Courtney Gillie: [00:18:16] If I may add, having the library as sort of conversational with their patrons, knowing what they’re looking for, what they want, and sort of helping put around our goals, our collections around what they’re seeing as well, because it’s much easier now to be able to ask, you know, is this resource enough for you? Would this resource be better? Is the style of learning working out for you? So having that as a conversation is definitely something that we’re working on.
Moderator: [00:18:53] Yeah, no, adaptability is key, I think. And everything that you said, the ability for the library to be able to say, “Do you need to learn this way? Or is this way working for you,” I think is probably one of the most important things out of all things that we talked about. Yeah. And so thank you all for being here today. I think we touched on a lot of good things. And now there’s just one more thing to do before we all leave. So what’s orange and sounds like a parrot?
Courtney Gillie: [00:19:21] Is it a parrot?
Moderator: [00:19:22] It’s not a parrot, but it rhymes with parrot.
Chancellor Cartwright: [00:19:23] A carrot.
Moderator: [00:19:26] It’s a carrot!
Everyone: [00:19:27] (Laughing)
Moderator: [00:19:35] Our audio engineer is Aaron Hay. Our featured music is composed by MU master’s student, Niko D. Schroeder, and performed by the Donald Sinta Quartet. You can find more information about Niko, the Quartet and their piece on the Inside Mizzou webpage.
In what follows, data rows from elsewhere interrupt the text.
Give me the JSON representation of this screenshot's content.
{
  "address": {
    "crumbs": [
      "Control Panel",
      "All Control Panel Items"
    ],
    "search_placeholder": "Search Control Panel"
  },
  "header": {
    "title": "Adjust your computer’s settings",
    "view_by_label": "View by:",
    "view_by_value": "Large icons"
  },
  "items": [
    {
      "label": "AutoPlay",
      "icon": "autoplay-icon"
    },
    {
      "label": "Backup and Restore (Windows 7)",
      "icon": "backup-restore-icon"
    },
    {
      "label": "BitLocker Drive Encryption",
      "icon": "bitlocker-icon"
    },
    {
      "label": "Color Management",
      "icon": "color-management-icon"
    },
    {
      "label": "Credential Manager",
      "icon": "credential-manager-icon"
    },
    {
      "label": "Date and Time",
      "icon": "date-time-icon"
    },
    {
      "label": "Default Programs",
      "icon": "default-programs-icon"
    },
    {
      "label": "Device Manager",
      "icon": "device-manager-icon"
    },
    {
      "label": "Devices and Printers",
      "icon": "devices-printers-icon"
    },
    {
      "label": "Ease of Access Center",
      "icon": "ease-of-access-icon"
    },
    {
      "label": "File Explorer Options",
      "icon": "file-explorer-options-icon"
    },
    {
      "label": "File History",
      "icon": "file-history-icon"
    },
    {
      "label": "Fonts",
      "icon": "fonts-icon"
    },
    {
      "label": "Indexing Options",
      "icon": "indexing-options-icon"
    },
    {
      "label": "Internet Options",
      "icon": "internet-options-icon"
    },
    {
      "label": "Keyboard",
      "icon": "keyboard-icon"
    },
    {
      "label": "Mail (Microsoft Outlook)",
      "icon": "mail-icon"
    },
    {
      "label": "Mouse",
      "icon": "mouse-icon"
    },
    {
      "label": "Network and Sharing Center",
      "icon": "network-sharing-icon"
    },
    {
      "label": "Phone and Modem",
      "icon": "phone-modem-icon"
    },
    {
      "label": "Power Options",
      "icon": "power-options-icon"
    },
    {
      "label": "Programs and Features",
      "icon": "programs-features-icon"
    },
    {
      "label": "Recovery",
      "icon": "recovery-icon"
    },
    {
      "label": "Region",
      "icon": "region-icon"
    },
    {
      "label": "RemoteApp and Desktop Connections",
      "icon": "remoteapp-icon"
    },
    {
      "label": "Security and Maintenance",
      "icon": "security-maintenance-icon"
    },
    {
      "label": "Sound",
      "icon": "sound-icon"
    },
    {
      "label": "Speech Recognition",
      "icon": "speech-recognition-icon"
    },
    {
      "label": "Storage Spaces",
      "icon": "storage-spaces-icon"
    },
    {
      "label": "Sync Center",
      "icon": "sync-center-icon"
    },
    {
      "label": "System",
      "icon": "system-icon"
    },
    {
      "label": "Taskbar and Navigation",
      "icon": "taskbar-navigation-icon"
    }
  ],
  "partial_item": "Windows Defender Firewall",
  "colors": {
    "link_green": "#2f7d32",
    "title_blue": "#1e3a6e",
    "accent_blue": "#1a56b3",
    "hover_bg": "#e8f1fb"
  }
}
Make sure to join us next time to stay on top of what’s happening at Mizzou. Thanks for joining us on this episode. See you around the Columns!